Boston University has been ranked the 37th best college in the nation according to the 2018 U.S. News and World Report’s Best National University ranking — a two-spot increase from last year and the university’s all-time highest position.
Eric Brooks, a senior data analyst at USNWR, said the rankings are based on 15 indicators that measure academic quality.
“We look at the selectivity of the admissions process, the school’s ability to support their students with things like small class sizes, hiring credentials of faculty,” Brooks said. “We look at their ability to retain students and graduate them within six years, the academic reputation of the schools and we look at when students graduate, are they satisfied enough with their experience that they donated as alumni.”
Brooks said BU has been able to reach the number 37 position because the university has been improving over time in a number of aspects.
“There have been small methodology changes from year to year, but the reason that Boston University has improved is it’s been improving over time,” Brooks said. “A decade ago in the 2009 ranking, it was ranked 60 and it’s been going into the 50s and 40s, and now the last couple years it’s been in the 30s.”
One of the areas that contributed to BU’s increased ranking is its ability to retain and graduate students at a higher rate, Brooks said.
“The most recent six-year graduation rate for this year’s ranking was 87 percent,” Brooks said. “That’s one of the highest weighted factors, graduation rates, because going to the school isn’t worth as much if you don’t get the degree.”
Katherine Cornetta, the assistant to the dean of students, said the university has increased its alumni outreach, which might have contributed to its higher ranking.
“We’ve done a great job outreaching to alumni, our programming for alumni had an increase and just in our office we see our alumni reaching out a lot more than they did a decade ago so that probably has a fair amount to do with it,” Cornetta said.
The “breadth and depth” of the academic programs at BU contribute to the vibrant campus community that is available to students when they come to BU, Cornetta said.
“We have such an incredible student body that’s so talented,” Cornetta added, “so that definitely plays into how we’re perceived as a university.”

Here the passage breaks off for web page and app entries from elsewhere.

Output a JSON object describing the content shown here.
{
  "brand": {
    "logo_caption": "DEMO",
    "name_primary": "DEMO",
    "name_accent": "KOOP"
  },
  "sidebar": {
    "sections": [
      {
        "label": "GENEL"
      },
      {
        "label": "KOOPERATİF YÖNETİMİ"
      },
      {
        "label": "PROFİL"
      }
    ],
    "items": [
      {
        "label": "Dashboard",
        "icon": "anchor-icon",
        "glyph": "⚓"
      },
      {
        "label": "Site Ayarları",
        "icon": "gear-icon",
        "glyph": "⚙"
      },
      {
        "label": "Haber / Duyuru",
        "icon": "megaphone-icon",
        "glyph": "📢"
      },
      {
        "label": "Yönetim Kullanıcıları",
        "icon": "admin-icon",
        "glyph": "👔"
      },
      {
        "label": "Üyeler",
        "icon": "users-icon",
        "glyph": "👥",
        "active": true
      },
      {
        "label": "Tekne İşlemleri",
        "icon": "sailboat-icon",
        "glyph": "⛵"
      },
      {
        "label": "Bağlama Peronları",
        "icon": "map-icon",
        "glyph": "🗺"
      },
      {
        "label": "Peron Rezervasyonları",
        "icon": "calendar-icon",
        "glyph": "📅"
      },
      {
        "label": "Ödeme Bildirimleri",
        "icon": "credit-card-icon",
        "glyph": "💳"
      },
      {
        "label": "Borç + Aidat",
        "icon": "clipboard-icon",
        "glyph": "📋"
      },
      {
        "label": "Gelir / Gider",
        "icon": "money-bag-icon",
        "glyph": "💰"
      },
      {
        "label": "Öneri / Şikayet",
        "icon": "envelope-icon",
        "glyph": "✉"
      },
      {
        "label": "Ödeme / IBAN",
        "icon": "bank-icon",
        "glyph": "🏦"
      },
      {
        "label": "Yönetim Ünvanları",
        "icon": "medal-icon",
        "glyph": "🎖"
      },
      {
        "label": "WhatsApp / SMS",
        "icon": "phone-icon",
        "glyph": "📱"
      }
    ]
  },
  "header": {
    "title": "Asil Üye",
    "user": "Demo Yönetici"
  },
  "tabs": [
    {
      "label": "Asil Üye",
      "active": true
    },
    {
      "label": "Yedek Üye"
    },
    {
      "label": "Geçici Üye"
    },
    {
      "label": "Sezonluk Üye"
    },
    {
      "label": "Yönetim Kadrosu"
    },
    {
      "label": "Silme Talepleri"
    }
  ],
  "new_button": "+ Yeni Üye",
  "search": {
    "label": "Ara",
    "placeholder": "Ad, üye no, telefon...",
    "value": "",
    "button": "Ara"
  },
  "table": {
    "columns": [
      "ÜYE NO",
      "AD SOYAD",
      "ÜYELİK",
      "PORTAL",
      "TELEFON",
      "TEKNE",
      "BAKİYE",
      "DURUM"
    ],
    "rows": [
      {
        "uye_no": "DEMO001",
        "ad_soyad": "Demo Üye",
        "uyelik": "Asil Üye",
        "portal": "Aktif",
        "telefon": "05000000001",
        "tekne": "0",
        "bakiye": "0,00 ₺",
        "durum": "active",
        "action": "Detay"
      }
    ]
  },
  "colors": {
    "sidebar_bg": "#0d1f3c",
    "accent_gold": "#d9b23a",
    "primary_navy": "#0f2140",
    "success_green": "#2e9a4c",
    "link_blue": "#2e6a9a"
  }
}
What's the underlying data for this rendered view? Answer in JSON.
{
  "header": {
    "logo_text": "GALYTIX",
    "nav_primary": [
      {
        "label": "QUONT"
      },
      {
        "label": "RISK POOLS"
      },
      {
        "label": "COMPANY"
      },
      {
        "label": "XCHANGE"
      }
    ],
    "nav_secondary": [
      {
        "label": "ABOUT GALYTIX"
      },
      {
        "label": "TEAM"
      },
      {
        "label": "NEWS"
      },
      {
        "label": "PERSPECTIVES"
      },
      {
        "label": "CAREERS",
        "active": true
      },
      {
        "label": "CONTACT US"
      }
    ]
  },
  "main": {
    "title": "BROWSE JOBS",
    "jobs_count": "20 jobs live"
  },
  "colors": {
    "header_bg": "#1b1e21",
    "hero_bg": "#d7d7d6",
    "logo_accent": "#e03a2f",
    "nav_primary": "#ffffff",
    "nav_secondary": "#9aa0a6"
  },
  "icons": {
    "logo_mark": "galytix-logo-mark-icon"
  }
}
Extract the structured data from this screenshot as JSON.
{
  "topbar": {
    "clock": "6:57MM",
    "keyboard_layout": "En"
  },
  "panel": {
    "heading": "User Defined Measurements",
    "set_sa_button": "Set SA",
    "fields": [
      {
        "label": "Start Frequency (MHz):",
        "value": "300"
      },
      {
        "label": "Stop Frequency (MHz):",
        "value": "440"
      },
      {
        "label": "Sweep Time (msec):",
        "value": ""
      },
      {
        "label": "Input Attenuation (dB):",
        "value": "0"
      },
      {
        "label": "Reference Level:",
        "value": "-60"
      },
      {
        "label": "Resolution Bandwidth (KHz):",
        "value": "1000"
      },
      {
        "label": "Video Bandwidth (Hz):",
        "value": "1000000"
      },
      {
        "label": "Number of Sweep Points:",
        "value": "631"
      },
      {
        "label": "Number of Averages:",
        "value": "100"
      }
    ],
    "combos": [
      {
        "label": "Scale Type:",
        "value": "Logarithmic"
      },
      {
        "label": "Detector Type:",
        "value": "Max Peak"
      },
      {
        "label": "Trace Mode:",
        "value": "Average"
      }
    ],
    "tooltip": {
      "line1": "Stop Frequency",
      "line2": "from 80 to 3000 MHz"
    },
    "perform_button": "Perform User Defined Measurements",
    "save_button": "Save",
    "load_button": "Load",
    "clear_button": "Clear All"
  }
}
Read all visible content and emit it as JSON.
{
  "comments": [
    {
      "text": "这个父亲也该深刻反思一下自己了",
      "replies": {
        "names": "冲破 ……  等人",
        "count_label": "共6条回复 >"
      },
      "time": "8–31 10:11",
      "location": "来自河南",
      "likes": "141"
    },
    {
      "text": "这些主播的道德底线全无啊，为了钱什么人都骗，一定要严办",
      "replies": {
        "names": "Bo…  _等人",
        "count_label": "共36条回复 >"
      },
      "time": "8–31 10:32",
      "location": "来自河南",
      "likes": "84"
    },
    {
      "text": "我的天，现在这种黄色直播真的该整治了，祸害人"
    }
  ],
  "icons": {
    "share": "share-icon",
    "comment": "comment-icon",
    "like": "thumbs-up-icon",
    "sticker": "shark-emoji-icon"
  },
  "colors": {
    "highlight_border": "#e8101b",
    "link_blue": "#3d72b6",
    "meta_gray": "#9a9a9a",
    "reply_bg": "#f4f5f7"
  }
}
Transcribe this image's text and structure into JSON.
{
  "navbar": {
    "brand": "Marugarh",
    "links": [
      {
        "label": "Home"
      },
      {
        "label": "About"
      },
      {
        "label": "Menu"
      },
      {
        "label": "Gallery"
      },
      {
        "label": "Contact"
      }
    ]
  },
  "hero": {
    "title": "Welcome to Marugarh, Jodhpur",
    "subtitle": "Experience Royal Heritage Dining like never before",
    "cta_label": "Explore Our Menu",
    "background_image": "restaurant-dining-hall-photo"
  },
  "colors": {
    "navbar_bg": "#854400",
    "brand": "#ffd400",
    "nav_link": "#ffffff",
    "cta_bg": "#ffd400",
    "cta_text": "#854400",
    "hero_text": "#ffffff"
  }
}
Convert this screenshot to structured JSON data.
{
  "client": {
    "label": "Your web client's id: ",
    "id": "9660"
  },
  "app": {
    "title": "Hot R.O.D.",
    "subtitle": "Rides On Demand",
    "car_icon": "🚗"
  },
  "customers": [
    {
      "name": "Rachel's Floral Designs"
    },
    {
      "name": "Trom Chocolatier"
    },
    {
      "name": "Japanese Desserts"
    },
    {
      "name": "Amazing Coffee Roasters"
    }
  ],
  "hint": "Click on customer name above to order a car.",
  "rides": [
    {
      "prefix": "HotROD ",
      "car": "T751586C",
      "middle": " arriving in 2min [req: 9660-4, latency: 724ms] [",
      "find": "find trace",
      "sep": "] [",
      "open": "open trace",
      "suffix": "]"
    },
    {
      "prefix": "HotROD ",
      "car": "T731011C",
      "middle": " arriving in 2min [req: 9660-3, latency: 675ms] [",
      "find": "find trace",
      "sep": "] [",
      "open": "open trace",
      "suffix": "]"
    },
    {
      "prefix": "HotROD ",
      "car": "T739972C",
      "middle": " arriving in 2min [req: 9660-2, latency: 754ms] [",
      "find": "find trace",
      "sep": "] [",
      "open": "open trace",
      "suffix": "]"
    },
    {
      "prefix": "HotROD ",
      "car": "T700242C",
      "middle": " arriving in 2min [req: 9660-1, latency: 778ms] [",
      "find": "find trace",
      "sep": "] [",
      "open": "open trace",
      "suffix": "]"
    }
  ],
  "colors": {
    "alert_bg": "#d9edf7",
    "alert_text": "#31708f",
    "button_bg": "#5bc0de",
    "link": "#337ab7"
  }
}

Several students said while they were impressed with BU’s new position on the list, rankings should not be the only factor that high school students take into account during their college search.
Julia Bighetto, a sophomore in the College of General Studies, said that while 37 is a high ranking, she did not take national rankings into consideration when she decided to attend BU.
“I don’t really care a lot about the number, but 37 is a very high ranking in my opinion,” Bighetto said. “I wasn’t looking to go to the best place, I was just trying to find the place that fits me the best.”
Connor Dedrick, a freshman in the Questrom School of Business, also said that finding the program that is right for you should be more important than the ranking of a university.
“Sometimes rankings get overblown,” Dedrick said. “You should go where the program is right for you and where you feel you fit in.”
Dedrick also said he thinks BU’s new ranking shows that “we have amazing students, faculty, facilities, and that we’re continually investing in those things.”
Lexis Eisenson, a CAS senior, said she was happy to hear that BU had moved up in the rankings, but a student’s academic performance reveals more about the person than the national standing of the university he or she attends.
“That’s a great accomplishment for us as a school as a whole,” Eisenson said. “I don’t think undergraduate rankings are that important, I think how you do at the school is more important.”
CORRECTION: A previous version of this article said USNWR used the “fixed year graduation rate” instead of the “six-year graduation rate.” The current version reflects this change.